**TASK ITEM:** The output should be every line below that includes the word "JSON".

**PROVIDED INFORMATION:**
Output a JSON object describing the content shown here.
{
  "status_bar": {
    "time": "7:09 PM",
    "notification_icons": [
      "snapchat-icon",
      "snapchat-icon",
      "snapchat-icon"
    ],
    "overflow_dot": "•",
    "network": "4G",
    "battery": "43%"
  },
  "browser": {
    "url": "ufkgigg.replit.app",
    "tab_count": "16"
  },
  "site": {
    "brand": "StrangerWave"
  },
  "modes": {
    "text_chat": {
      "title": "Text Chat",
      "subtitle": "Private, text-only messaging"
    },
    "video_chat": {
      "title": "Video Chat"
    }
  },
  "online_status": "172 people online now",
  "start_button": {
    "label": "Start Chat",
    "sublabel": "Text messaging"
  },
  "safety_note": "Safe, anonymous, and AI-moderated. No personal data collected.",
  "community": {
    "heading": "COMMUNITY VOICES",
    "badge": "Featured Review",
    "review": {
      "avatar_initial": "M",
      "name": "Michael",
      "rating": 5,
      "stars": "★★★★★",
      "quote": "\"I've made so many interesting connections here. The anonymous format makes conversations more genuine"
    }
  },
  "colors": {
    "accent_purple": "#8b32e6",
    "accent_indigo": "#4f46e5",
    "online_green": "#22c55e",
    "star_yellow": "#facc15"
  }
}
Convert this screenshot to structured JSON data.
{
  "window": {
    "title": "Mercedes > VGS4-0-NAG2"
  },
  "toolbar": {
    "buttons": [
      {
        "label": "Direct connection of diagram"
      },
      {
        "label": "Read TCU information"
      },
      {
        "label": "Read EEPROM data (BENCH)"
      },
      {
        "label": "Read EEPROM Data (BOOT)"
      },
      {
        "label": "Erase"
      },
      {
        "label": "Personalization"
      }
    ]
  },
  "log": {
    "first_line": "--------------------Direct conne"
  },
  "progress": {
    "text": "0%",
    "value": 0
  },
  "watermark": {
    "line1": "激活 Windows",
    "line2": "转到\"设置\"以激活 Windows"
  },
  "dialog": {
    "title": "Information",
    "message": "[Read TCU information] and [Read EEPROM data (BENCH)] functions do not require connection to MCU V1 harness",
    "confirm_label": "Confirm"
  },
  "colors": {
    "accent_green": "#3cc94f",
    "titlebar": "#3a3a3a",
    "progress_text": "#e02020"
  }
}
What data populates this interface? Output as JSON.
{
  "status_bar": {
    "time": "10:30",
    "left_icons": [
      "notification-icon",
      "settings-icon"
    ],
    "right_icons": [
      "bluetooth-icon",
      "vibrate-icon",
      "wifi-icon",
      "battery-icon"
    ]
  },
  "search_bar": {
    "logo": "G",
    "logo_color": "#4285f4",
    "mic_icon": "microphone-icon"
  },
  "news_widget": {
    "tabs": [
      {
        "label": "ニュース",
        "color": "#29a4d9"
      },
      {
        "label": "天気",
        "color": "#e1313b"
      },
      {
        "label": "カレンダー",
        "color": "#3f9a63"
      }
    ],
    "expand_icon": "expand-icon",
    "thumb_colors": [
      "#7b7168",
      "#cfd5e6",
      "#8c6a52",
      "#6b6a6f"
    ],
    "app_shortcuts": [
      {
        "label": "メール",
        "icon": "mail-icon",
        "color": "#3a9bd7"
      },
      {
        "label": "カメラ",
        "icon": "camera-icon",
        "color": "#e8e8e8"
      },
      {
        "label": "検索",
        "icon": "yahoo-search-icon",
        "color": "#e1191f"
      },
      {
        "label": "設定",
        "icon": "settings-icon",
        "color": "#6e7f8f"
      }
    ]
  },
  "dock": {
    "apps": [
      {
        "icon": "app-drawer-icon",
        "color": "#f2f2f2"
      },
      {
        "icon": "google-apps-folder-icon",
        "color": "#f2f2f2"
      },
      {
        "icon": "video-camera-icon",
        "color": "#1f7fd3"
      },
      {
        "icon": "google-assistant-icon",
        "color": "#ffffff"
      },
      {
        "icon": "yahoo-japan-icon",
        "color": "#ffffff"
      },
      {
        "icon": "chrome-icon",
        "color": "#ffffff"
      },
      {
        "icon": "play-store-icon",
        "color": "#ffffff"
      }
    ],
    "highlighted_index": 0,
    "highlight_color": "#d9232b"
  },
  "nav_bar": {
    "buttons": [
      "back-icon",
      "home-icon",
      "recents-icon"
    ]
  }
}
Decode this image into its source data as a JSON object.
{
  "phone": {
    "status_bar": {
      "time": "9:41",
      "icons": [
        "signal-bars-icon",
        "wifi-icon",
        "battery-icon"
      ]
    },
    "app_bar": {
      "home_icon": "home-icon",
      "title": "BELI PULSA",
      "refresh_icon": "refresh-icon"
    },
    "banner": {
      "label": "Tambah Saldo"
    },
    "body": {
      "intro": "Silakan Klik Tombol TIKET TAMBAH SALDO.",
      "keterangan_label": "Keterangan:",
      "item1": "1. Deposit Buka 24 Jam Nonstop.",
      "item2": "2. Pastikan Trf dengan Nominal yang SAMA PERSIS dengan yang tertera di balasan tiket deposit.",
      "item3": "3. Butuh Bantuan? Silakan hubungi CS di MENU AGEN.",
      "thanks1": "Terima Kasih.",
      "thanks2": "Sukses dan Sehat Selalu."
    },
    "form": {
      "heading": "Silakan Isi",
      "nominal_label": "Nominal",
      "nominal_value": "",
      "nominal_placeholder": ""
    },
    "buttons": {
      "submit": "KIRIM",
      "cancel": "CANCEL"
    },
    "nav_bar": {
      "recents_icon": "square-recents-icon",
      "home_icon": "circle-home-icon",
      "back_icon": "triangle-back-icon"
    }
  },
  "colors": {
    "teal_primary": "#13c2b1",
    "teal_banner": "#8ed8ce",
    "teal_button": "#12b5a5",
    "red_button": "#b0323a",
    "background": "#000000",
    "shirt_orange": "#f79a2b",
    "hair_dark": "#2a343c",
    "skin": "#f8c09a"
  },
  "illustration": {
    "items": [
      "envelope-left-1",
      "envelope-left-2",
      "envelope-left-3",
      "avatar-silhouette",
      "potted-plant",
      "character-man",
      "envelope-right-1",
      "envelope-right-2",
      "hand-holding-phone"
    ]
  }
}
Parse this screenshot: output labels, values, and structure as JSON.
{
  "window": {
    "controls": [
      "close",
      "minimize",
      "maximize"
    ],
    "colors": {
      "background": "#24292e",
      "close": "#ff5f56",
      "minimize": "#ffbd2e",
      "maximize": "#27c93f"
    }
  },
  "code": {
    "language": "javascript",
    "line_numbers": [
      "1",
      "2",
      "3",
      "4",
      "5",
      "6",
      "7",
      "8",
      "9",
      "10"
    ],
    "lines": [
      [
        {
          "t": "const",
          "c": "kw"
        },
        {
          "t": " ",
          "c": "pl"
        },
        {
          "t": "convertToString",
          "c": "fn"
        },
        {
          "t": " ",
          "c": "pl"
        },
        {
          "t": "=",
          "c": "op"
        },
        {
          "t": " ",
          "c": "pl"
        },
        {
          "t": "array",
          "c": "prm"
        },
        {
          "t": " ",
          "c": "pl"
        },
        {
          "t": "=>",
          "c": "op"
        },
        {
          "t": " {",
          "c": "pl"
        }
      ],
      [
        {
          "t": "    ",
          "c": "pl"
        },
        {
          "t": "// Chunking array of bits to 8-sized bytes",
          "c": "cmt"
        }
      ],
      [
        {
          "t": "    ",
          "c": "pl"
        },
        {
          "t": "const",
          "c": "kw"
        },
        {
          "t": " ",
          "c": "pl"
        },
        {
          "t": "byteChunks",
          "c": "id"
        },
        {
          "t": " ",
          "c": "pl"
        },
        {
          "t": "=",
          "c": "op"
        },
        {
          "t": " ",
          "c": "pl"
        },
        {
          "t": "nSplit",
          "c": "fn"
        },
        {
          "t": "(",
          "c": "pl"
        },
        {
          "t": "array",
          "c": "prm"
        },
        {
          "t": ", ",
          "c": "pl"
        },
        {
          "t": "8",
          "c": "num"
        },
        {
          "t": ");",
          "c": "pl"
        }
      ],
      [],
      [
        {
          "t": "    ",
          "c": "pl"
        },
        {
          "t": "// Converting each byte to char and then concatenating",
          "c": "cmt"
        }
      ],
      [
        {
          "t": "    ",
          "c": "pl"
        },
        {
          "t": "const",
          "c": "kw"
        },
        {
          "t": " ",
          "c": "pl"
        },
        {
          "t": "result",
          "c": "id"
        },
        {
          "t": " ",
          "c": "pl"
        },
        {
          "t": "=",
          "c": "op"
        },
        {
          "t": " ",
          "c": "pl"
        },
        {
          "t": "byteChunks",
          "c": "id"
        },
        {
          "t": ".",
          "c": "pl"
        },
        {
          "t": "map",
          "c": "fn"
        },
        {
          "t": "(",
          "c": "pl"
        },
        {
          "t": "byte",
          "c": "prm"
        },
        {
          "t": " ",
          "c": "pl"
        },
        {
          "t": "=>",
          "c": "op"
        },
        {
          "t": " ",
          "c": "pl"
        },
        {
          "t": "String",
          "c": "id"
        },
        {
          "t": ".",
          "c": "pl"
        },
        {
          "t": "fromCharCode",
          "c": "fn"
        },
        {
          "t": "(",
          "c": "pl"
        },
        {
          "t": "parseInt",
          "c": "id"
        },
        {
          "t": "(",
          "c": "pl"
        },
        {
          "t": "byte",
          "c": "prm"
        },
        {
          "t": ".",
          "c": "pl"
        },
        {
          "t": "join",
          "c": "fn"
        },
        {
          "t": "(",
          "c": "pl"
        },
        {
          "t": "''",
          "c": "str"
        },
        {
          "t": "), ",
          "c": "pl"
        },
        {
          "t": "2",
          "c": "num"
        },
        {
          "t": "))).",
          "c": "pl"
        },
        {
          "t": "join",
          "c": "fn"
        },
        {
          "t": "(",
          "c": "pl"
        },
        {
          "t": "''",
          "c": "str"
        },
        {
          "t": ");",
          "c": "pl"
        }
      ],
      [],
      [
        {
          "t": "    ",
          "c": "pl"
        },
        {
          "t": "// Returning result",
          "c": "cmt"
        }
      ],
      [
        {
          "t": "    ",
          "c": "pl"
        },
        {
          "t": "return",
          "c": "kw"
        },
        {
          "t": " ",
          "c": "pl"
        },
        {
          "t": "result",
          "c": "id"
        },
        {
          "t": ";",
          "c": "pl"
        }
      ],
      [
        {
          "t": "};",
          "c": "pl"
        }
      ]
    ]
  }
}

**TASK OUTPUT:**
Output a JSON object describing the content shown here.
Convert this screenshot to structured JSON data.
What data populates this interface? Output as JSON.
Decode this image into its source data as a JSON object.
Parse this screenshot: output labels, values, and structure as JSON.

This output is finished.